Work instruction
Because the copy must hold no pictures, return the data below with all of its words intact.

Records for the exercise
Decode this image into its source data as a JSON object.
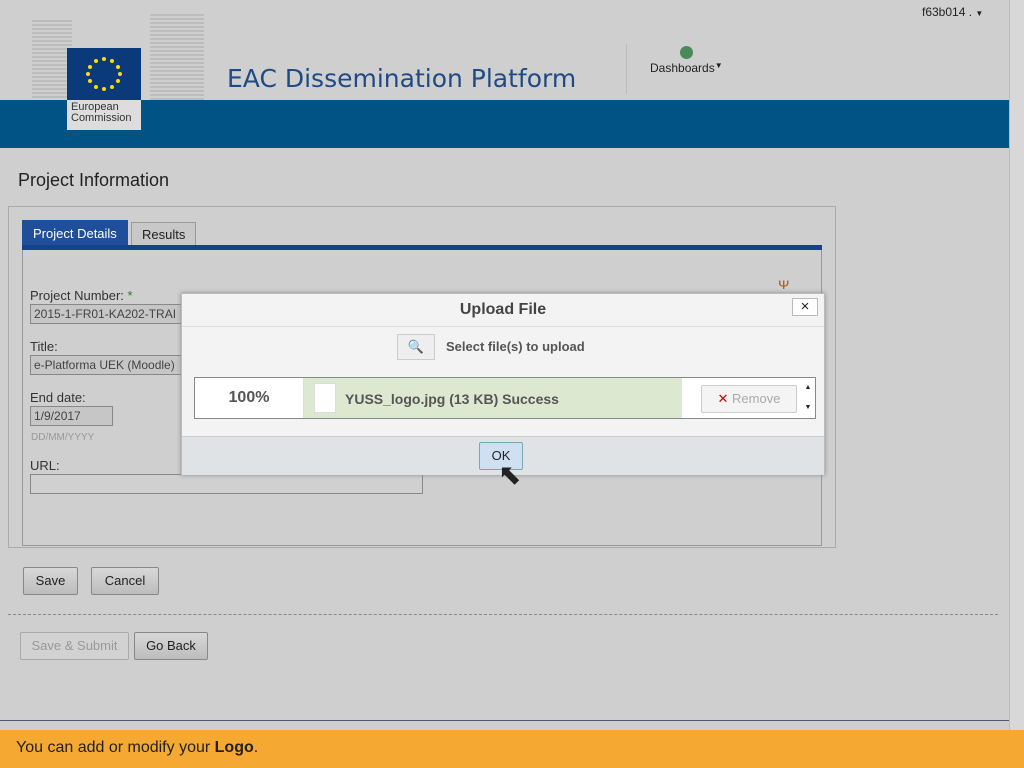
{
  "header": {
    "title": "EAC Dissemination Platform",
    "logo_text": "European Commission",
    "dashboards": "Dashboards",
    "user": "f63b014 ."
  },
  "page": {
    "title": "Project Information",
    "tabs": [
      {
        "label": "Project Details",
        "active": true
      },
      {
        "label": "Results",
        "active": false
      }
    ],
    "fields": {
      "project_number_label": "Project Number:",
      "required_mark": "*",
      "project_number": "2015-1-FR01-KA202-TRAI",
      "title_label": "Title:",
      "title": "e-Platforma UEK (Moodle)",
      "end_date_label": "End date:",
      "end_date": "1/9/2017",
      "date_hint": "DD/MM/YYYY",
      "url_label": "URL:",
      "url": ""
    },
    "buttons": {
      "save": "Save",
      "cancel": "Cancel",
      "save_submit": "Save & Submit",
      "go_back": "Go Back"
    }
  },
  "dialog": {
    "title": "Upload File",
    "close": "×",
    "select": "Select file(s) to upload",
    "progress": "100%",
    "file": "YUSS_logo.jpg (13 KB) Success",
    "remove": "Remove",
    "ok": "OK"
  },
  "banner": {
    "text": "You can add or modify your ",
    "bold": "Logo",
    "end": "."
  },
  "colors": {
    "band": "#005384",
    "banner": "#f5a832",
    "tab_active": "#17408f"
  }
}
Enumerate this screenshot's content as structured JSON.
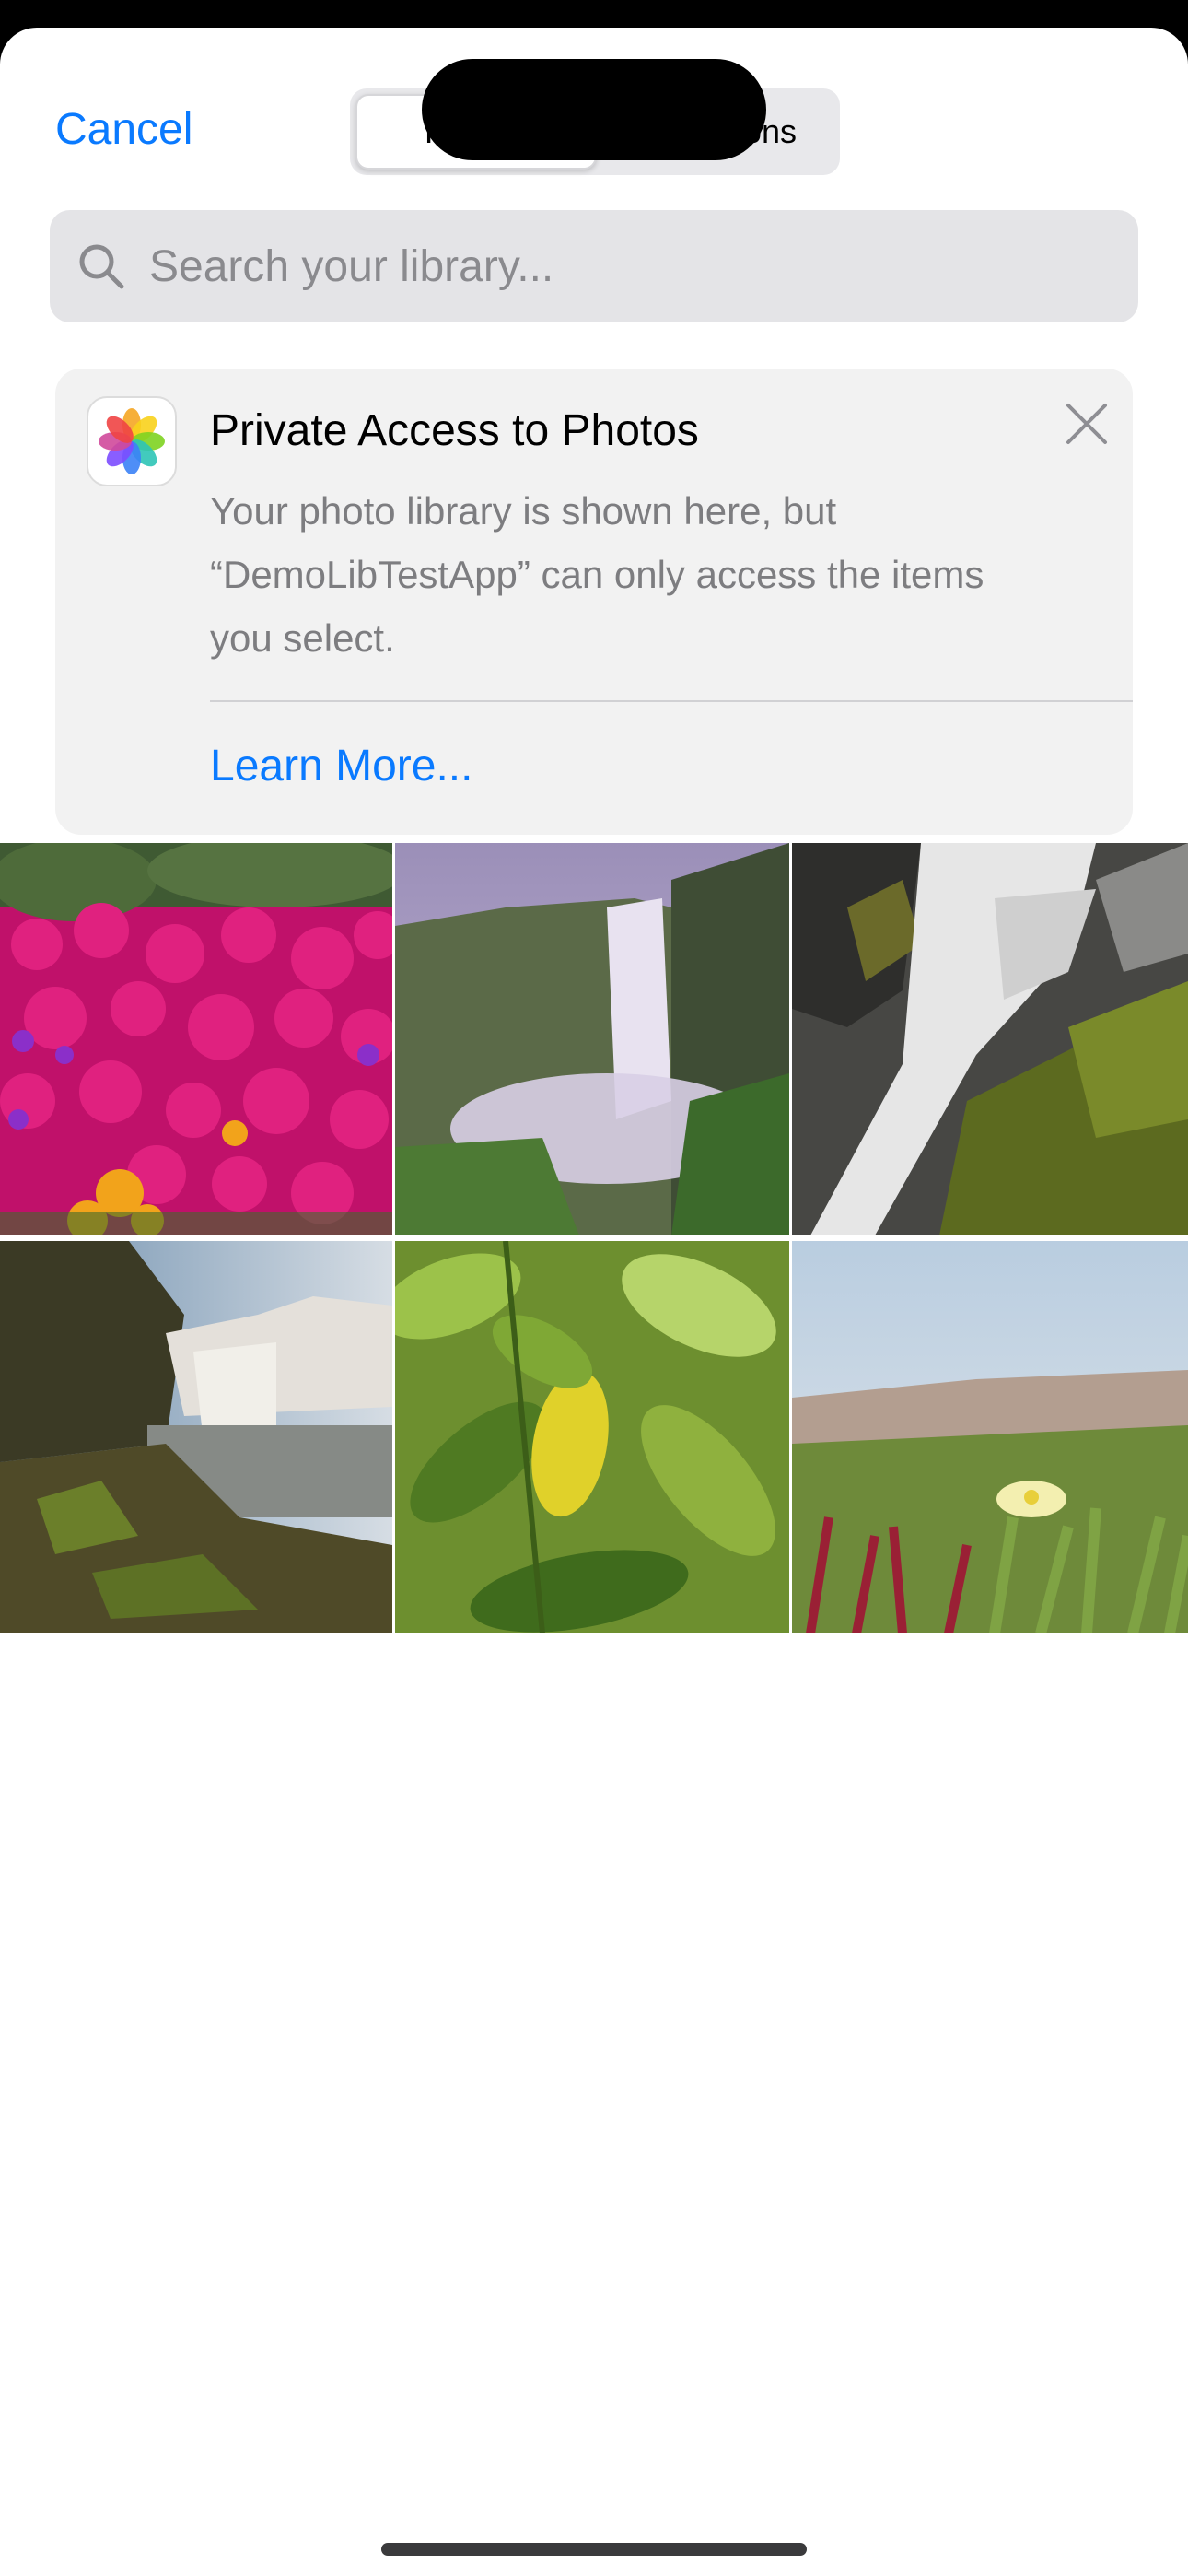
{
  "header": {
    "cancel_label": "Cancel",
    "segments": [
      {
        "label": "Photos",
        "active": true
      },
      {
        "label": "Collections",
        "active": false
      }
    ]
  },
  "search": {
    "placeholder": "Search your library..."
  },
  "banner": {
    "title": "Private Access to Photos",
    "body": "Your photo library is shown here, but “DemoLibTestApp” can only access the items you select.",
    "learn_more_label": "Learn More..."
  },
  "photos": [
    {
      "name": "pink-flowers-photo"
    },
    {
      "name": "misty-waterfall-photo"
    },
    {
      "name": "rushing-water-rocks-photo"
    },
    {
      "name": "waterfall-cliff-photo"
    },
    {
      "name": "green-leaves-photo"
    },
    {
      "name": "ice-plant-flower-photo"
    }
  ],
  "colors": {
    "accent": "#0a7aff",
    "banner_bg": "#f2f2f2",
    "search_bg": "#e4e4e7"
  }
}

Task solution
Decode this image into its source data as a JSON object.
{
  "header": {
    "title": "EAC Dissemination Platform",
    "logo_text": "European Commission",
    "dashboards": "Dashboards",
    "user": "f63b014 ."
  },
  "page": {
    "title": "Project Information",
    "tabs": [
      {
        "label": "Project Details",
        "active": true
      },
      {
        "label": "Results",
        "active": false
      }
    ],
    "fields": {
      "project_number_label": "Project Number:",
      "required_mark": "*",
      "project_number": "2015-1-FR01-KA202-TRAI",
      "title_label": "Title:",
      "title": "e-Platforma UEK (Moodle)",
      "end_date_label": "End date:",
      "end_date": "1/9/2017",
      "date_hint": "DD/MM/YYYY",
      "url_label": "URL:",
      "url": ""
    },
    "buttons": {
      "save": "Save",
      "cancel": "Cancel",
      "save_submit": "Save & Submit",
      "go_back": "Go Back"
    }
  },
  "dialog": {
    "title": "Upload File",
    "close": "×",
    "select": "Select file(s) to upload",
    "progress": "100%",
    "file": "YUSS_logo.jpg (13 KB) Success",
    "remove": "Remove",
    "ok": "OK"
  },
  "banner": {
    "text": "You can add or modify your ",
    "bold": "Logo",
    "end": "."
  },
  "colors": {
    "band": "#005384",
    "banner": "#f5a832",
    "tab_active": "#17408f"
  }
}
Enumerate this screenshot's content as structured JSON.
{
  "header": {
    "cancel_label": "Cancel",
    "segments": [
      {
        "label": "Photos",
        "active": true
      },
      {
        "label": "Collections",
        "active": false
      }
    ]
  },
  "search": {
    "placeholder": "Search your library..."
  },
  "banner": {
    "title": "Private Access to Photos",
    "body": "Your photo library is shown here, but “DemoLibTestApp” can only access the items you select.",
    "learn_more_label": "Learn More..."
  },
  "photos": [
    {
      "name": "pink-flowers-photo"
    },
    {
      "name": "misty-waterfall-photo"
    },
    {
      "name": "rushing-water-rocks-photo"
    },
    {
      "name": "waterfall-cliff-photo"
    },
    {
      "name": "green-leaves-photo"
    },
    {
      "name": "ice-plant-flower-photo"
    }
  ],
  "colors": {
    "accent": "#0a7aff",
    "banner_bg": "#f2f2f2",
    "search_bg": "#e4e4e7"
  }
}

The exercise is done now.